Determine which lines of the records include the word "YouTube", and copy them.
::: LISTED RECORDS :::
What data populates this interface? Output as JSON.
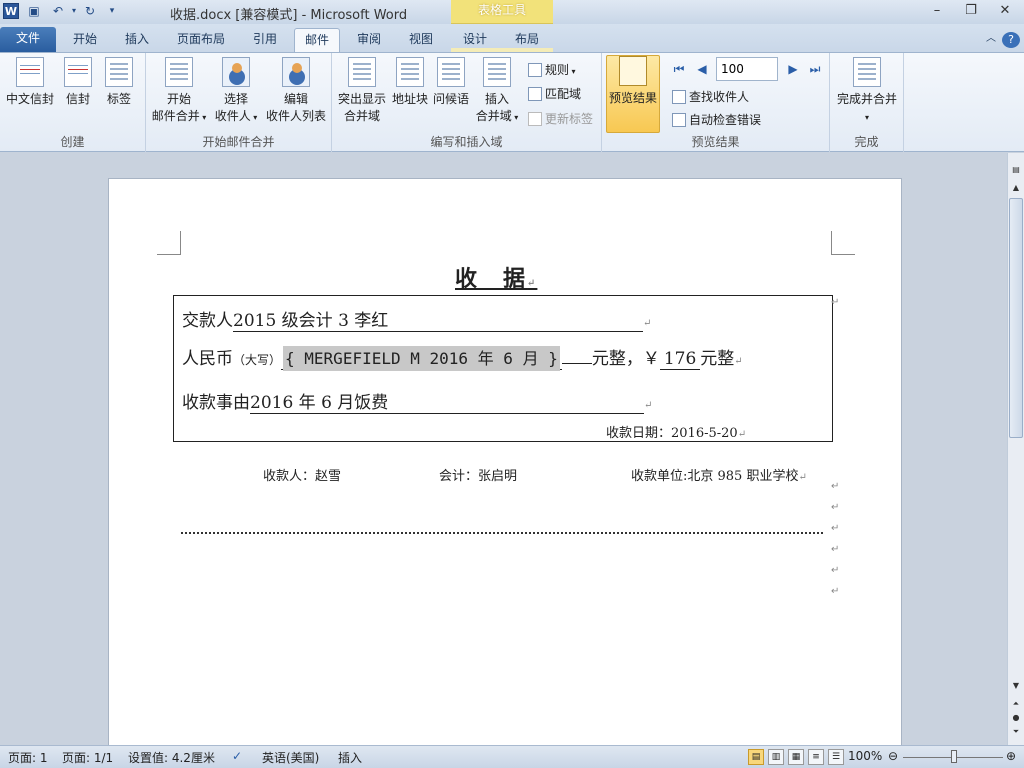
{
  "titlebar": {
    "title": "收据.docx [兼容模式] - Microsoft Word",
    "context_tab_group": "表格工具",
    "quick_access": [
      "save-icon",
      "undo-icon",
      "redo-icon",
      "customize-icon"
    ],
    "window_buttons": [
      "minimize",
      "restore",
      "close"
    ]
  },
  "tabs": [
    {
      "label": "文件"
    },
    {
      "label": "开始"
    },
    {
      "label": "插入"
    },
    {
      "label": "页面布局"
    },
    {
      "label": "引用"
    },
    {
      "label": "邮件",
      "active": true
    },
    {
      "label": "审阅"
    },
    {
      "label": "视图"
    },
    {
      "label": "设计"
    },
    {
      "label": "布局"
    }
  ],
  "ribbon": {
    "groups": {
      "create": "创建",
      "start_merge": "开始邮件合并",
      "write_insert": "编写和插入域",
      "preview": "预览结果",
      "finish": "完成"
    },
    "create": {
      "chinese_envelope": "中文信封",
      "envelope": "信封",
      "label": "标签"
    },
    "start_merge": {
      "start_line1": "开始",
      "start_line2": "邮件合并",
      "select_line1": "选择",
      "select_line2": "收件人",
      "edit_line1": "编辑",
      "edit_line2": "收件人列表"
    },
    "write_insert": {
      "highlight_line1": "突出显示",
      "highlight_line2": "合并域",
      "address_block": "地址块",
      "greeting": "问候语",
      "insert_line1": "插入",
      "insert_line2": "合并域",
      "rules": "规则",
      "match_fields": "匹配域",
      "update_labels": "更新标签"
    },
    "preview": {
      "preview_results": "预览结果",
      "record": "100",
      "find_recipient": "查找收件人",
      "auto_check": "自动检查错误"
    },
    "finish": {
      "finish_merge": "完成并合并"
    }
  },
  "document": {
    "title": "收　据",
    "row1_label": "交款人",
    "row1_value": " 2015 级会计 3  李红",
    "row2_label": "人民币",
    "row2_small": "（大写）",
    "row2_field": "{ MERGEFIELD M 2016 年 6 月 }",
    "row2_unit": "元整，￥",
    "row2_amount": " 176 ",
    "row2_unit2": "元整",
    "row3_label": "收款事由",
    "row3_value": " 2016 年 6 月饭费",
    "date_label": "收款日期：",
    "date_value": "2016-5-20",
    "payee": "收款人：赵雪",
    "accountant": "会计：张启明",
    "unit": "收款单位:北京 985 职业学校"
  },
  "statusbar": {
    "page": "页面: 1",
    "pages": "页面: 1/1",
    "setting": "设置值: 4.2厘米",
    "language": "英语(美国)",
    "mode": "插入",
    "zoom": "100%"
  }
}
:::
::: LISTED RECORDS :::
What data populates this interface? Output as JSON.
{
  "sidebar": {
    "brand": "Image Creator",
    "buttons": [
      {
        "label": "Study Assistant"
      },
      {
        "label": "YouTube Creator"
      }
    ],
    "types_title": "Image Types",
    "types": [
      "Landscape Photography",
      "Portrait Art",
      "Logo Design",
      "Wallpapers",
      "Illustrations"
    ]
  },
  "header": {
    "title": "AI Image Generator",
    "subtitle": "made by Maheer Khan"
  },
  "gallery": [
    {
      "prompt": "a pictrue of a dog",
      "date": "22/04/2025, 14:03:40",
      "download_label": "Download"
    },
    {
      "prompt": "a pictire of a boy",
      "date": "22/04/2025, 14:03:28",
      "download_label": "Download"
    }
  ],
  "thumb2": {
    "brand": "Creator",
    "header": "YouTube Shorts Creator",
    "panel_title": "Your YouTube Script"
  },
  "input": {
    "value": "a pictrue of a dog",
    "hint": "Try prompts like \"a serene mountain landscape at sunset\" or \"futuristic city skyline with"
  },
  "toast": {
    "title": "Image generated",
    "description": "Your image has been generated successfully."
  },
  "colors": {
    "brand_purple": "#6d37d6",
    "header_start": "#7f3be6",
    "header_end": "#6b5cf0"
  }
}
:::
=== SOLUTION TO THE PROBLEM ===
        "label": "YouTube Creator"
    "header": "YouTube Shorts Creator",
    "panel_title": "Your YouTube Script"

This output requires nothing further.